Bonnet macaques are native to south India. They are named for the distinct bonnet of fur on the top of their heads.

Dr. Roopa writes, ”We are glad to send her home in 41 days after a major abdominal surgery.”

Congratulations to Dr. Roopa, Dr. Nirupama, and all at the WRRC!


You can help monkeys like this and other wild animals at the WRRC with your donation. Thank you for caring!


By Sharon st Joan

© Forest Voices of India, 2023


Hulimavu, an area of southern Bangaluru, a city in the south of India, features luxury shopping, restaurants, and upscale homes.

A sacred site, the Hulimavu Cave Temple, is also located there. Inside a single giant rock, clean, elegant passageways extend though the cave and lead to areas of worship for three deities: Shiva; Devi, the Goddess; and Ganesha. The temple has been declared to be a 2,000 year old single rock cave.

India, of course, is filled with many thousands of extremely ancient sites.


Two baby birds

On the evening of June 1st, 2023, two small young baby birds (who, as far as we know, knew nothing of the ancient history of their region) unfortunately took a tumble and fell from a significant height on to the grass below their nest.

Two kind residents of Hulimavu came across them, but, at first, the people were not quite sure what to do to help them. Early the next morning, they thought of bringing them to the WRRC (the Wildlife Rescue and Rehabilitation Centre), and they rushed them there as soon as they could.

Dr. Roopa Satish examined the little birds on arrival, judging them to be about a month old. She found no external injuries; however, internal injuries could not be ruled out because they had fallen from a significant height.


Breakfast helps a lot

They were definitely hungry, and the two were fed banana and papaya, which they eagerly gobbled up. Soon they were eating on their own and making happy sounds. White-cheeked barbets make an energetic, repetitive call, which when they are grown up, resounds through the forest.

They live especially in this area of southern India, in the tall forests. Their main range is along the mountains of the Western Ghats. These birds rarely leave the trees, and they obtain most of the water they need from eating fruit.

Within two weeks the little birds were moved into a large aviary to practice their flying skills. It’s important that they have adequate space to practice so that they become strong fliers.

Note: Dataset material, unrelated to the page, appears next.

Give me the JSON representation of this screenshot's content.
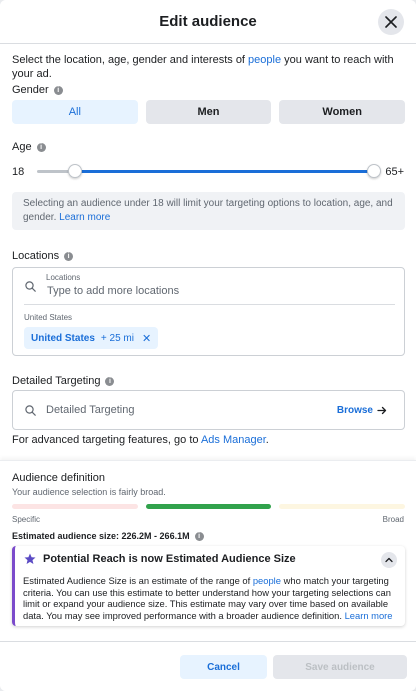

They flew well naturally and started flying with ease almost immediately.


Oops! Back to freedom, one way or another

As can sometimes happen with lively, active birds, one of them escaped when the keeper came in to put down their feed. They could see the escapee hanging around, almost daring his companion to escape as well.

Dr. Roopa writes, “Sure enough, in two days the lonesome twin in the aviary used the same old trick and escaped between the legs of the keeper who by now knew the shenanigans of the barbet.

This escape flight between a human’s legs is a very daring act for a shy timid bird like the barbet. The fact that both the twins managed it successfully fills us with pride for their skill and bravery.”

Soon, these brave birds will find their way out of the large area of the WRRC (where hundreds of birds and animals are cared for). They will fly into the large, deep Bannerghatta Forest, which is adjacent to the WRRC, where they can expect to lead their wild lives in freedom, eating fruit and singing their enchanting, happy notes for many years to come.


Photo Credit: WRRC Wildlife Rescue and Rehabilitation Centre, Bangaluru, India

© Copyright, Forest Voices of India, 2023